*** Opening INPUT MATERIAL ***
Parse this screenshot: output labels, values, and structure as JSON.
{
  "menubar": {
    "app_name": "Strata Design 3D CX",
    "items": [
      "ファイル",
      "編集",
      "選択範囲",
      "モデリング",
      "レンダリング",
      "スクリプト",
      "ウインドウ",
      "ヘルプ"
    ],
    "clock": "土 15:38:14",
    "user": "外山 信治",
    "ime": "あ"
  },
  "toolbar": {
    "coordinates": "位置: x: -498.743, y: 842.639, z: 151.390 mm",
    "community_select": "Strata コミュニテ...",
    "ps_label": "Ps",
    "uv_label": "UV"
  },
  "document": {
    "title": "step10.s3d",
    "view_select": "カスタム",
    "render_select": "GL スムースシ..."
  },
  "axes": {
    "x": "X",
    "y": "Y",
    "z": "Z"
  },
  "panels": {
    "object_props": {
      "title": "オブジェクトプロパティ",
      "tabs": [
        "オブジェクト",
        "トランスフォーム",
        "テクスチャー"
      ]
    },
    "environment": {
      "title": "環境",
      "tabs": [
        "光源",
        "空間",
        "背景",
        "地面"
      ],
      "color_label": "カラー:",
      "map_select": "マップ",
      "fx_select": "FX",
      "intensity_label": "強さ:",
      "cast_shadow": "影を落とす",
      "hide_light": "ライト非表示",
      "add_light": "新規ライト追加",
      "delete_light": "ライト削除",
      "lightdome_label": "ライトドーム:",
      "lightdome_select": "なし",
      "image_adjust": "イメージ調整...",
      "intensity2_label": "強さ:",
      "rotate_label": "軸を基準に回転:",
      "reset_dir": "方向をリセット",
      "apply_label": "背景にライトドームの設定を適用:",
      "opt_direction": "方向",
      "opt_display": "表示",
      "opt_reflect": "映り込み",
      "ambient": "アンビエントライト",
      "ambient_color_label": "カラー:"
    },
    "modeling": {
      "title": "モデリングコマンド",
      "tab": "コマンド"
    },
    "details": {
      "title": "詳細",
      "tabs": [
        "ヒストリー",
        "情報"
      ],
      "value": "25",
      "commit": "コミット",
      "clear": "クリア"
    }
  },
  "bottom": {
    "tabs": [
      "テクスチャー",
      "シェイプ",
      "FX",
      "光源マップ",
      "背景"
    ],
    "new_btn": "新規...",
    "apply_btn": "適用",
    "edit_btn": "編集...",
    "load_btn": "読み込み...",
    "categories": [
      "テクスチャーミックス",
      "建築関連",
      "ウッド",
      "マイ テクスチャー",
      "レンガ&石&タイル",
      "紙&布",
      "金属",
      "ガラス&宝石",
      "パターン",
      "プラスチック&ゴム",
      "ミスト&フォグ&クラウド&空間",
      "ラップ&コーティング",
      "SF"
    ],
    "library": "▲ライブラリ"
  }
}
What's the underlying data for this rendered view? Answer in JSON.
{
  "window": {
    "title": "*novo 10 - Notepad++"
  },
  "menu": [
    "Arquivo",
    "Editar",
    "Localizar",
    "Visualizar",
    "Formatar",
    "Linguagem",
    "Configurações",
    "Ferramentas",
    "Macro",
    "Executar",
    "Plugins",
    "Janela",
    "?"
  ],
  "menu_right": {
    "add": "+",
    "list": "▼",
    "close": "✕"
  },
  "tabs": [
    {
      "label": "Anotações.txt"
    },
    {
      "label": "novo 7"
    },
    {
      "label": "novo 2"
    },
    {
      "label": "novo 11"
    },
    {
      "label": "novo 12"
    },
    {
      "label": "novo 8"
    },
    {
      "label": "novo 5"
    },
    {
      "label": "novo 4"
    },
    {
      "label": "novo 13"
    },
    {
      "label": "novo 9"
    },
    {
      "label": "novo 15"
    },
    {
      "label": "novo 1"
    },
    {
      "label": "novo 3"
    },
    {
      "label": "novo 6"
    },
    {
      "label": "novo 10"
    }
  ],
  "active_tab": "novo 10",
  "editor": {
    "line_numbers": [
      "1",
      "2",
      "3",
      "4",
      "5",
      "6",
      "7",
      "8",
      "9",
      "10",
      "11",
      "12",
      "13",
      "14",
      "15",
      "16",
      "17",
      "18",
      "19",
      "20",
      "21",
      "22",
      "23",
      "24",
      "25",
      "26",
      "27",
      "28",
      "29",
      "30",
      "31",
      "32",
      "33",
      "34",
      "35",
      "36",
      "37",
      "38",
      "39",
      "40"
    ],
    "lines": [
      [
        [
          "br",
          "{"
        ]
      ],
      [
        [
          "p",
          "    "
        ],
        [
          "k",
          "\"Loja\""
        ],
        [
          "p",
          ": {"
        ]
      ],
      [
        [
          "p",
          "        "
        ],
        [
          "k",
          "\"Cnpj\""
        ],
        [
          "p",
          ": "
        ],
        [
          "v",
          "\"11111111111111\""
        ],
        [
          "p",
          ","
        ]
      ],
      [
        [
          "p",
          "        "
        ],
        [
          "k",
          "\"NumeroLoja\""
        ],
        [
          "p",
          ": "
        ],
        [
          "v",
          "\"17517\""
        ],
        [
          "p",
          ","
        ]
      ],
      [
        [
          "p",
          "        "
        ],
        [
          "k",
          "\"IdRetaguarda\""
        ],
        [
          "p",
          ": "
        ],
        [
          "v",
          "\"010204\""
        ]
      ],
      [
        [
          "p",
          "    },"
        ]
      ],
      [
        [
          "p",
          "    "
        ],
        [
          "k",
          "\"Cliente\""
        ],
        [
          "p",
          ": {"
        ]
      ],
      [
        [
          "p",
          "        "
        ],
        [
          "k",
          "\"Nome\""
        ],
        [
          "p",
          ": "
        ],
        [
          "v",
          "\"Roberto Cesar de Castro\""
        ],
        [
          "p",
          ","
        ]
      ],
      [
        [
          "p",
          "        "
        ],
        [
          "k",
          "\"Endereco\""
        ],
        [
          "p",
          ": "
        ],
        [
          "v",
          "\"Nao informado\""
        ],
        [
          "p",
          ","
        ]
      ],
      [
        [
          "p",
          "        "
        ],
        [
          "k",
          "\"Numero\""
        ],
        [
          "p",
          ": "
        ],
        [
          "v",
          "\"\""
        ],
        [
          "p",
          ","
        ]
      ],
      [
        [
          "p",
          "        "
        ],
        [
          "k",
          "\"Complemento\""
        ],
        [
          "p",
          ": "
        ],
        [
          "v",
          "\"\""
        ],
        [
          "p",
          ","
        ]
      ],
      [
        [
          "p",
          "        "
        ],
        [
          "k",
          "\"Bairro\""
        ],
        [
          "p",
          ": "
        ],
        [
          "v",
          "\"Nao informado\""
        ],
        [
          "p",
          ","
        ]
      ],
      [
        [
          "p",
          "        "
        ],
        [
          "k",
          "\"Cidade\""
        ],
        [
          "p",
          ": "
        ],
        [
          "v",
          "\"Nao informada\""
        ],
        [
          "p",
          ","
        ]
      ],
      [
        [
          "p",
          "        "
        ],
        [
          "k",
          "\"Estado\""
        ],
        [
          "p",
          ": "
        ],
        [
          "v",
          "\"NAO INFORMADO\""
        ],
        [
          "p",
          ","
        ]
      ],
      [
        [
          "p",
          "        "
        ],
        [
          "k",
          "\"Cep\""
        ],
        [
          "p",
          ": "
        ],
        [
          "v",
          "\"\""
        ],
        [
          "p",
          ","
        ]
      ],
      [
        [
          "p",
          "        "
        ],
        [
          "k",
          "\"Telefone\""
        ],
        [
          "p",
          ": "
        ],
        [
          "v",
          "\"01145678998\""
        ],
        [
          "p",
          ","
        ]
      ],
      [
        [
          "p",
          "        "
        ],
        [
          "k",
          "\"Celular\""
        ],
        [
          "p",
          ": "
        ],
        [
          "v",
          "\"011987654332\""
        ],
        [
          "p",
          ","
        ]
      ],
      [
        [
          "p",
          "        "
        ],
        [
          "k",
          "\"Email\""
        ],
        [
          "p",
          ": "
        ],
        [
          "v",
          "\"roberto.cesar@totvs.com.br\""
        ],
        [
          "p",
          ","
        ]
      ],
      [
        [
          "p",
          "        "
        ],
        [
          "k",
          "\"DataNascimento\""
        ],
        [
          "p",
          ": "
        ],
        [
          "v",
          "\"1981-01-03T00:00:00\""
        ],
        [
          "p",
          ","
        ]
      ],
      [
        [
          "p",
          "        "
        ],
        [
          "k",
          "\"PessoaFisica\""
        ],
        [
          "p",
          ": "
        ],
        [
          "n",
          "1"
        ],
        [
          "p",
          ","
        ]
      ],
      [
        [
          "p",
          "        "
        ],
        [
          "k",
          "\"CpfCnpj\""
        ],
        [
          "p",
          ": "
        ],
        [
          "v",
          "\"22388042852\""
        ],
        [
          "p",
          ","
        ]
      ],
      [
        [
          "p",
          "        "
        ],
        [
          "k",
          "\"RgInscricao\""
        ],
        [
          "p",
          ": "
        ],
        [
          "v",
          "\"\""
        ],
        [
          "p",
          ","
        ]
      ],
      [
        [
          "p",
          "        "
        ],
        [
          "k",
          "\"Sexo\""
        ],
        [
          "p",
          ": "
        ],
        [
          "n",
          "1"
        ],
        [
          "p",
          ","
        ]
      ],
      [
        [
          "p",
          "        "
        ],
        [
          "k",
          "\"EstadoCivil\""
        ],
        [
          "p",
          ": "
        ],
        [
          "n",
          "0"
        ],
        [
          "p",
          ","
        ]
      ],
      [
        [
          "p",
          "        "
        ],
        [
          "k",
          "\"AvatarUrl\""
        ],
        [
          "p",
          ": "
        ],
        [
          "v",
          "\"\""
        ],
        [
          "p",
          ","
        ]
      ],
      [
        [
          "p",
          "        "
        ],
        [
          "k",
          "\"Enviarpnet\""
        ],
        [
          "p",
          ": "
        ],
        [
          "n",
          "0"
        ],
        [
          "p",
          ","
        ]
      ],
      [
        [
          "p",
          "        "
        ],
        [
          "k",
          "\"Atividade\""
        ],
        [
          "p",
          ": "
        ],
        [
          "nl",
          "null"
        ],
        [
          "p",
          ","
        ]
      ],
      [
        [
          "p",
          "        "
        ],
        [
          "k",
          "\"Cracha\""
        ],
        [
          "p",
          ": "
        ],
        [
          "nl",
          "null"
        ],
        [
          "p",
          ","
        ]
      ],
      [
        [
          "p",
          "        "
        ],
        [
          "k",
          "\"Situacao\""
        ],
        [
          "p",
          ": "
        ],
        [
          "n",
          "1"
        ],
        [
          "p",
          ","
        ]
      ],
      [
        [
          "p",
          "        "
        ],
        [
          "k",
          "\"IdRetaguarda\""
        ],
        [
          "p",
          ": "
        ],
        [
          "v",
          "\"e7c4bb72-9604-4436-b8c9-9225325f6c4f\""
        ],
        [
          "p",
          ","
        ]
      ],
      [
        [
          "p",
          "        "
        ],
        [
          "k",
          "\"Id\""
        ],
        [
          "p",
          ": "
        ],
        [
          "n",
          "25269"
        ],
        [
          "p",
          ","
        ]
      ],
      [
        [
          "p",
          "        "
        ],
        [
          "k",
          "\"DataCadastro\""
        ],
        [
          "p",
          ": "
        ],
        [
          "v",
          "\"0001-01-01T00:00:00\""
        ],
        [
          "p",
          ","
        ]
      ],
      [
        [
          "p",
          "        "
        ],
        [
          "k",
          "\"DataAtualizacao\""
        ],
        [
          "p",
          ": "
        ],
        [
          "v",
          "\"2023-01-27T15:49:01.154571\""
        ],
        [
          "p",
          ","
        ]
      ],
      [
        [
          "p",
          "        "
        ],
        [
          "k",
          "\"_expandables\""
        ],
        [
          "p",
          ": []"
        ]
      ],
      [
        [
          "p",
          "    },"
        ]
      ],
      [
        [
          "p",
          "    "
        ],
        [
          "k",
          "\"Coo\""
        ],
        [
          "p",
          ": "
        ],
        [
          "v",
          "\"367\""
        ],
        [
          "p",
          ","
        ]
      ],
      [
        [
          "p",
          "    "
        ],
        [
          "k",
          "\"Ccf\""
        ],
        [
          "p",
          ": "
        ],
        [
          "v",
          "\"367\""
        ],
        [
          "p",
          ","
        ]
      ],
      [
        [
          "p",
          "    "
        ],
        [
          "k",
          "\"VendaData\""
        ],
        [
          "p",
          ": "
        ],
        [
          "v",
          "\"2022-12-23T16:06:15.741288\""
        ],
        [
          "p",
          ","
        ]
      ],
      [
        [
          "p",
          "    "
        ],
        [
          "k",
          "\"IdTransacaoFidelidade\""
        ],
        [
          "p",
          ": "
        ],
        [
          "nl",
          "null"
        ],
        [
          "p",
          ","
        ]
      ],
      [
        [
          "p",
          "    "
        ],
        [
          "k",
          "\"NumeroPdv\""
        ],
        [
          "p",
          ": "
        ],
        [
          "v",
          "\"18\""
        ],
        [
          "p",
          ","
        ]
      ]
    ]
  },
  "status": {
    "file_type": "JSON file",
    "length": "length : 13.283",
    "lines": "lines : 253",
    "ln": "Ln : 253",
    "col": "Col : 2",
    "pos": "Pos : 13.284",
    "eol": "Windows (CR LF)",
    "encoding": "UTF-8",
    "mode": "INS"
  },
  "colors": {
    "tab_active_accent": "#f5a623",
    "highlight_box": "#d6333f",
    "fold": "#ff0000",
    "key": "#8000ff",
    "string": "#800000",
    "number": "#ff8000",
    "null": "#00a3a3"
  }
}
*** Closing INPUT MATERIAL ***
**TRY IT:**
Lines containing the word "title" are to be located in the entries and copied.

**RESULT OF THE EXERCISE:**
    "title": "step10.s3d",
      "title": "オブジェクトプロパティ",
      "title": "環境",
      "title": "モデリングコマンド",
      "title": "詳細",
    "title": "*novo 10 - Notepad++"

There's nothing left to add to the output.